ACTIVITY: Because the pictures are not wanted, reproduce the rest of the records below exactly as they stand.

Records drawn from a dataset
☆ ☆ ☆ ☆ ☆ ☆ ☆

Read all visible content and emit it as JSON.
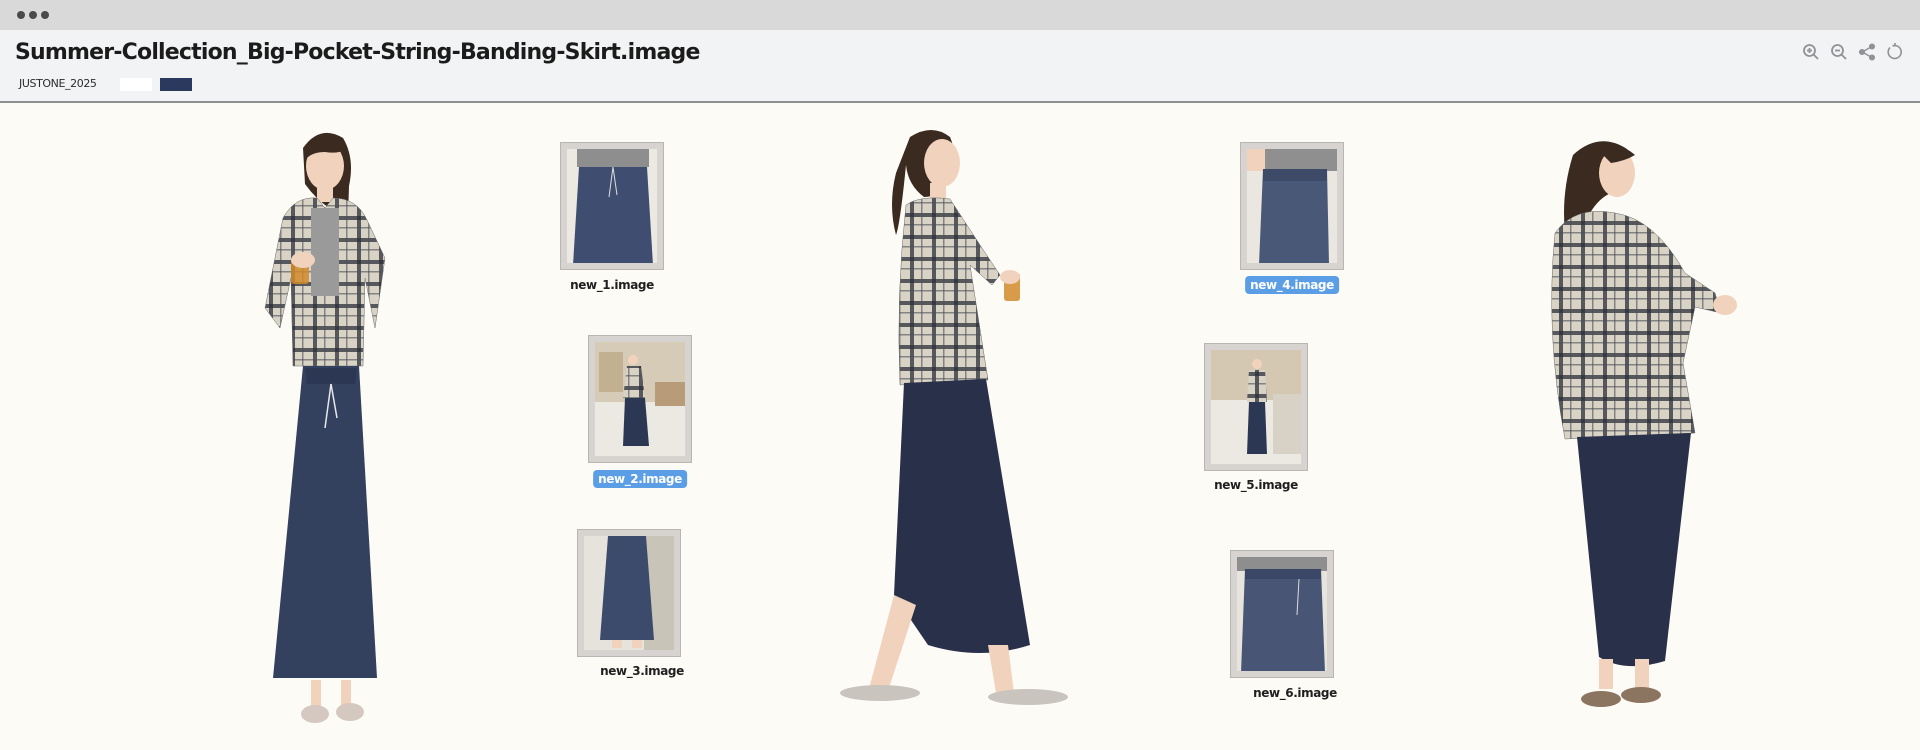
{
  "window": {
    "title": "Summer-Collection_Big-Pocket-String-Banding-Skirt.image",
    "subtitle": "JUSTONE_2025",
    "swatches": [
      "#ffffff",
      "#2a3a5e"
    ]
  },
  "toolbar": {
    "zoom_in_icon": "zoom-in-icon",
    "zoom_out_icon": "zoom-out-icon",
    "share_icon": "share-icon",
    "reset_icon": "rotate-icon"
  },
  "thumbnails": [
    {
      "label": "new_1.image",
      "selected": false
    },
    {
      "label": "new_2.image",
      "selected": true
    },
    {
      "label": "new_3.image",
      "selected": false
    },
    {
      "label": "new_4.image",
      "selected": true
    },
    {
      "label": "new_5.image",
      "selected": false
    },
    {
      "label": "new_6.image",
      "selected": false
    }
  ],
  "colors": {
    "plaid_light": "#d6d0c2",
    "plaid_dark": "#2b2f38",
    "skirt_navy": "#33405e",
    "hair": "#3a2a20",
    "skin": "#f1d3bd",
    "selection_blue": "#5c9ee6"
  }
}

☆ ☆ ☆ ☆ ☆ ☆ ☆

WRITTEN ANSWER:
Read all visible content and emit it as JSON.
{
  "window": {
    "title": "Summer-Collection_Big-Pocket-String-Banding-Skirt.image",
    "subtitle": "JUSTONE_2025",
    "swatches": [
      "#ffffff",
      "#2a3a5e"
    ]
  },
  "toolbar": {
    "zoom_in_icon": "zoom-in-icon",
    "zoom_out_icon": "zoom-out-icon",
    "share_icon": "share-icon",
    "reset_icon": "rotate-icon"
  },
  "thumbnails": [
    {
      "label": "new_1.image",
      "selected": false
    },
    {
      "label": "new_2.image",
      "selected": true
    },
    {
      "label": "new_3.image",
      "selected": false
    },
    {
      "label": "new_4.image",
      "selected": true
    },
    {
      "label": "new_5.image",
      "selected": false
    },
    {
      "label": "new_6.image",
      "selected": false
    }
  ],
  "colors": {
    "plaid_light": "#d6d0c2",
    "plaid_dark": "#2b2f38",
    "skirt_navy": "#33405e",
    "hair": "#3a2a20",
    "skin": "#f1d3bd",
    "selection_blue": "#5c9ee6"
  }
}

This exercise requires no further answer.